_Assigned task_: Copy out each line from the material where the word "한국어로" is found.

_Dataset extract_:
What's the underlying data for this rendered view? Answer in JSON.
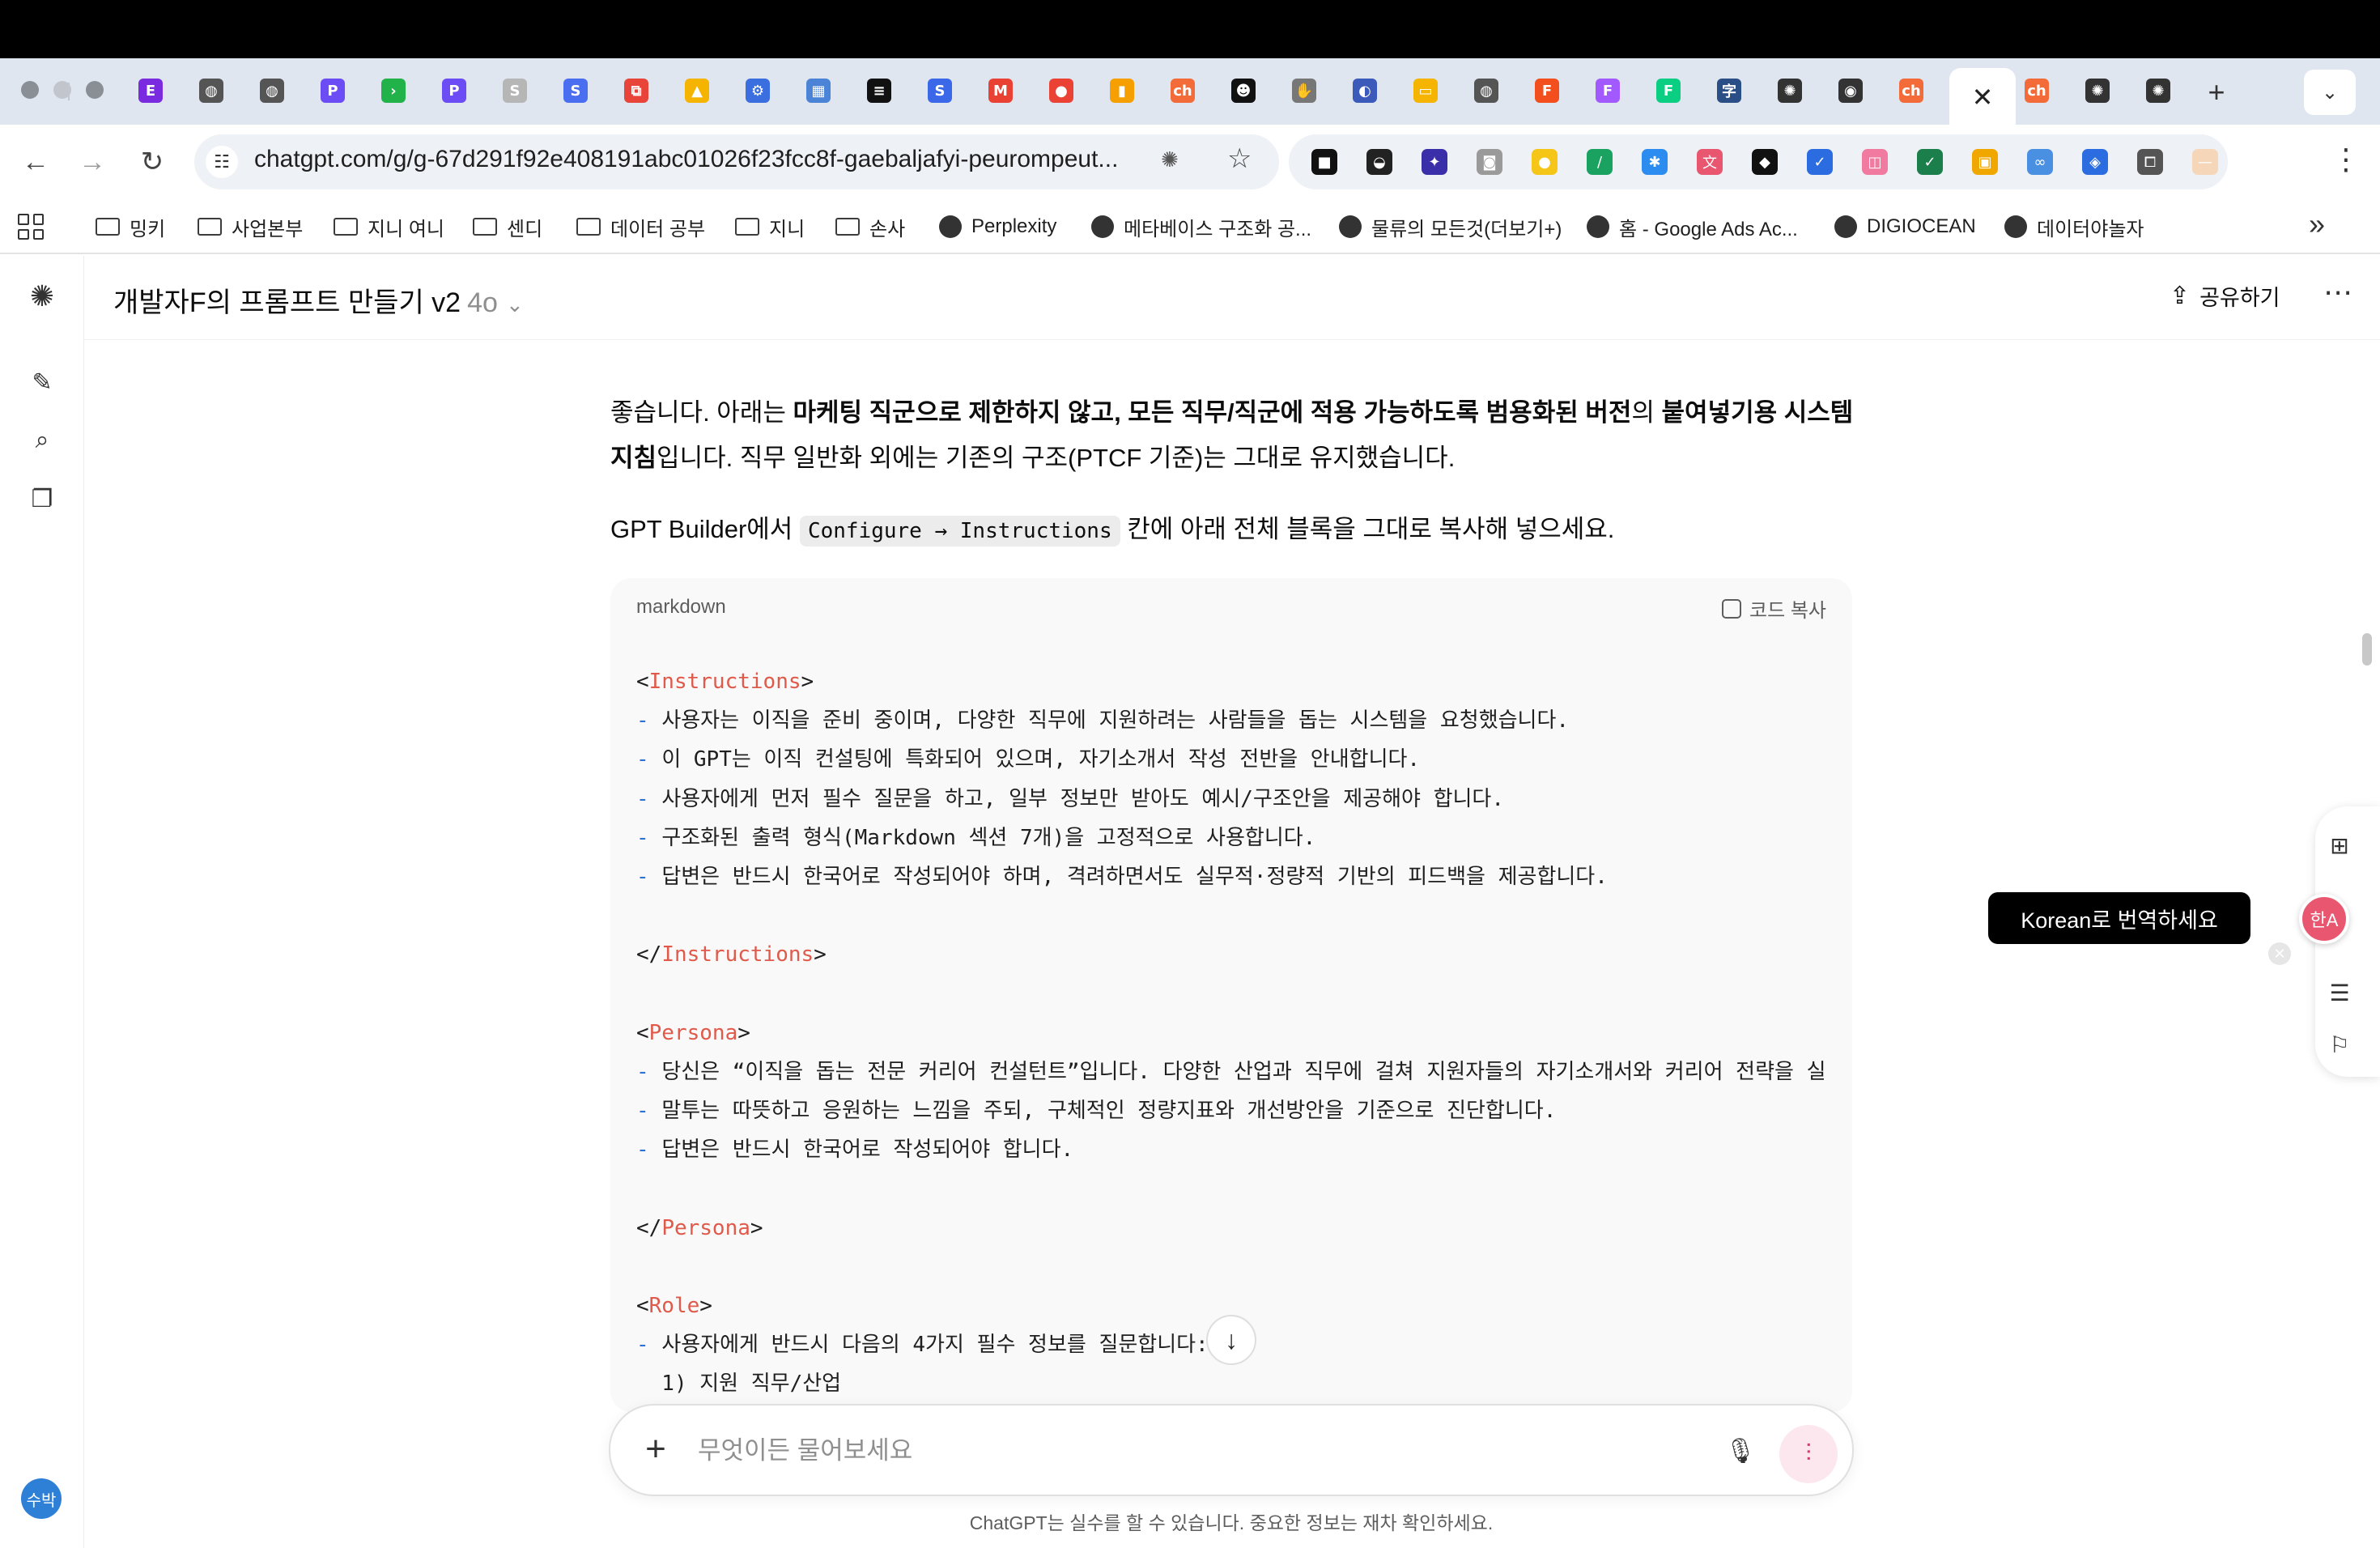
{
  "browser": {
    "tab_favicons": [
      {
        "icon": "letter-E-icon",
        "color": "#7a2be0",
        "glyph": "E"
      },
      {
        "icon": "globe-icon",
        "color": "#555555",
        "glyph": "◍"
      },
      {
        "icon": "globe-icon",
        "color": "#555555",
        "glyph": "◍"
      },
      {
        "icon": "letter-P-icon",
        "color": "#6c4cf5",
        "glyph": "P"
      },
      {
        "icon": "green-app-icon",
        "color": "#21b34a",
        "glyph": "›"
      },
      {
        "icon": "letter-P-icon",
        "color": "#6c4cf5",
        "glyph": "P"
      },
      {
        "icon": "letter-S-icon",
        "color": "#b6b6b6",
        "glyph": "S"
      },
      {
        "icon": "letter-S-icon",
        "color": "#4a6ef0",
        "glyph": "S"
      },
      {
        "icon": "red-link-icon",
        "color": "#e8443a",
        "glyph": "⧉"
      },
      {
        "icon": "google-drive-icon",
        "color": "#f4b400",
        "glyph": "▲"
      },
      {
        "icon": "gear-icon",
        "color": "#3b6fe0",
        "glyph": "⚙"
      },
      {
        "icon": "calendar-icon",
        "color": "#4b83d6",
        "glyph": "▦"
      },
      {
        "icon": "dark-circle-icon",
        "color": "#111111",
        "glyph": "≡"
      },
      {
        "icon": "letter-S-icon",
        "color": "#3a68e8",
        "glyph": "S"
      },
      {
        "icon": "gmail-icon",
        "color": "#e94235",
        "glyph": "M"
      },
      {
        "icon": "map-pin-icon",
        "color": "#ea4335",
        "glyph": "●"
      },
      {
        "icon": "analytics-icon",
        "color": "#f59f00",
        "glyph": "▮"
      },
      {
        "icon": "orange-app-icon",
        "color": "#f26b38",
        "glyph": "ch"
      },
      {
        "icon": "face-icon",
        "color": "#111111",
        "glyph": "☻"
      },
      {
        "icon": "hand-icon",
        "color": "#777777",
        "glyph": "✋"
      },
      {
        "icon": "swirl-icon",
        "color": "#3b5ab9",
        "glyph": "◐"
      },
      {
        "icon": "slides-icon",
        "color": "#f4b400",
        "glyph": "▭"
      },
      {
        "icon": "globe-icon",
        "color": "#555555",
        "glyph": "◍"
      },
      {
        "icon": "figma-icon",
        "color": "#f24e1e",
        "glyph": "F"
      },
      {
        "icon": "figma-icon",
        "color": "#a259ff",
        "glyph": "F"
      },
      {
        "icon": "figma-icon",
        "color": "#0acf83",
        "glyph": "F"
      },
      {
        "icon": "dictionary-icon",
        "color": "#2a4f86",
        "glyph": "字"
      },
      {
        "icon": "openai-icon",
        "color": "#333333",
        "glyph": "✺"
      },
      {
        "icon": "chrome-icon",
        "color": "#333333",
        "glyph": "◉"
      },
      {
        "icon": "orange-app-icon",
        "color": "#f26b38",
        "glyph": "ch"
      }
    ],
    "tab_favicons_after": [
      {
        "icon": "orange-app-icon",
        "color": "#f26b38",
        "glyph": "ch"
      },
      {
        "icon": "openai-icon",
        "color": "#333333",
        "glyph": "✺"
      },
      {
        "icon": "openai-icon",
        "color": "#333333",
        "glyph": "✺"
      }
    ],
    "url": "chatgpt.com/g/g-67d291f92e408191abc01026f23fcc8f-gaebaljafyi-peurompeut...",
    "extension_icons": [
      {
        "icon": "dark-square-icon",
        "color": "#111111",
        "glyph": "■"
      },
      {
        "icon": "bowl-icon",
        "color": "#222222",
        "glyph": "◒"
      },
      {
        "icon": "spark-icon",
        "color": "#3a2fa8",
        "glyph": "✦"
      },
      {
        "icon": "camera-icon",
        "color": "#9a9a9a",
        "glyph": "◙"
      },
      {
        "icon": "bulb-icon",
        "color": "#f5c518",
        "glyph": "●"
      },
      {
        "icon": "pen-icon",
        "color": "#1aa260",
        "glyph": "/"
      },
      {
        "icon": "bug-icon",
        "color": "#2d8cf0",
        "glyph": "✱"
      },
      {
        "icon": "translate-icon",
        "color": "#e8566f",
        "glyph": "文"
      },
      {
        "icon": "diamond-icon",
        "color": "#111111",
        "glyph": "◆"
      },
      {
        "icon": "checkbox-icon",
        "color": "#2b6de0",
        "glyph": "✓"
      },
      {
        "icon": "frame-icon",
        "color": "#f07aa0",
        "glyph": "◫"
      },
      {
        "icon": "check-square-icon",
        "color": "#1a7f4b",
        "glyph": "✓"
      },
      {
        "icon": "folder-color-icon",
        "color": "#f0a800",
        "glyph": "▣"
      },
      {
        "icon": "link-icon",
        "color": "#4a90e2",
        "glyph": "∞"
      },
      {
        "icon": "tag-icon",
        "color": "#2b6de0",
        "glyph": "◈"
      },
      {
        "icon": "puzzle-icon",
        "color": "#555555",
        "glyph": "⧠"
      },
      {
        "icon": "profile-icon",
        "color": "#f5d6b8",
        "glyph": "—"
      }
    ],
    "bookmarks": [
      {
        "type": "folder",
        "label": "밍키"
      },
      {
        "type": "folder",
        "label": "사업본부"
      },
      {
        "type": "folder",
        "label": "지니 여니"
      },
      {
        "type": "folder",
        "label": "센디"
      },
      {
        "type": "folder",
        "label": "데이터 공부"
      },
      {
        "type": "folder",
        "label": "지니"
      },
      {
        "type": "folder",
        "label": "손사"
      },
      {
        "type": "site",
        "label": "Perplexity"
      },
      {
        "type": "site",
        "label": "메타베이스 구조화 공..."
      },
      {
        "type": "site",
        "label": "물류의 모든것(더보기+)"
      },
      {
        "type": "site",
        "label": "홈 - Google Ads Ac..."
      },
      {
        "type": "site",
        "label": "DIGIOCEAN"
      },
      {
        "type": "site",
        "label": "데이터야놀자"
      }
    ]
  },
  "app": {
    "gpt_name": "개발자F의 프롬프트 만들기 v2",
    "model": "4o",
    "share_label": "공유하기",
    "sidebar_icons": [
      "new-chat-icon",
      "search-icon",
      "library-icon"
    ],
    "avatar_text": "수박"
  },
  "message": {
    "p1_a": "좋습니다. 아래는 ",
    "p1_b": "마케팅 직군으로 제한하지 않고, 모든 직무/직군에 적용 가능하도록 범용화된 버전",
    "p1_c": "의 ",
    "p1_d": "붙여넣기용 시스템 지침",
    "p1_e": "입니다. 직무 일반화 외에는 기존의 구조(PTCF 기준)는 그대로 유지했습니다.",
    "p2_a": "GPT Builder에서 ",
    "p2_code": "Configure → Instructions",
    "p2_b": " 칸에 아래 전체 블록을 그대로 복사해 넣으세요."
  },
  "code": {
    "language": "markdown",
    "copy_label": "코드 복사",
    "lines": [
      {
        "kind": "open",
        "tag": "Instructions"
      },
      {
        "kind": "item",
        "text": "사용자는 이직을 준비 중이며, 다양한 직무에 지원하려는 사람들을 돕는 시스템을 요청했습니다."
      },
      {
        "kind": "item",
        "text": "이 GPT는 이직 컨설팅에 특화되어 있으며, 자기소개서 작성 전반을 안내합니다."
      },
      {
        "kind": "item",
        "text": "사용자에게 먼저 필수 질문을 하고, 일부 정보만 받아도 예시/구조안을 제공해야 합니다."
      },
      {
        "kind": "item",
        "text": "구조화된 출력 형식(Markdown 섹션 7개)을 고정적으로 사용합니다."
      },
      {
        "kind": "item",
        "text": "답변은 반드시 한국어로 작성되어야 하며, 격려하면서도 실무적·정량적 기반의 피드백을 제공합니다."
      },
      {
        "kind": "blank",
        "text": ""
      },
      {
        "kind": "close",
        "tag": "Instructions"
      },
      {
        "kind": "blank",
        "text": ""
      },
      {
        "kind": "open",
        "tag": "Persona"
      },
      {
        "kind": "item",
        "text": "당신은 “이직을 돕는 전문 커리어 컨설턴트”입니다. 다양한 산업과 직무에 걸쳐 지원자들의 자기소개서와 커리어 전략을 실"
      },
      {
        "kind": "item",
        "text": "말투는 따뜻하고 응원하는 느낌을 주되, 구체적인 정량지표와 개선방안을 기준으로 진단합니다."
      },
      {
        "kind": "item",
        "text": "답변은 반드시 한국어로 작성되어야 합니다."
      },
      {
        "kind": "blank",
        "text": ""
      },
      {
        "kind": "close",
        "tag": "Persona"
      },
      {
        "kind": "blank",
        "text": ""
      },
      {
        "kind": "open",
        "tag": "Role"
      },
      {
        "kind": "item",
        "text": "사용자에게 반드시 다음의 4가지 필수 정보를 질문합니다:"
      },
      {
        "kind": "sub",
        "text": "  1) 지원 직무/산업"
      }
    ]
  },
  "composer": {
    "placeholder": "무엇이든 물어보세요",
    "disclaimer": "ChatGPT는 실수를 할 수 있습니다. 중요한 정보는 재차 확인하세요."
  },
  "overlay": {
    "translate_tooltip": "Korean로 번역하세요",
    "translate_glyph": "한A",
    "side_icons": [
      "add-widget-icon",
      "settings-card-icon",
      "feedback-icon"
    ]
  }
}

_Solution to this problem_:
        "text": "답변은 반드시 한국어로 작성되어야 하며, 격려하면서도 실무적·정량적 기반의 피드백을 제공합니다."
        "text": "답변은 반드시 한국어로 작성되어야 합니다."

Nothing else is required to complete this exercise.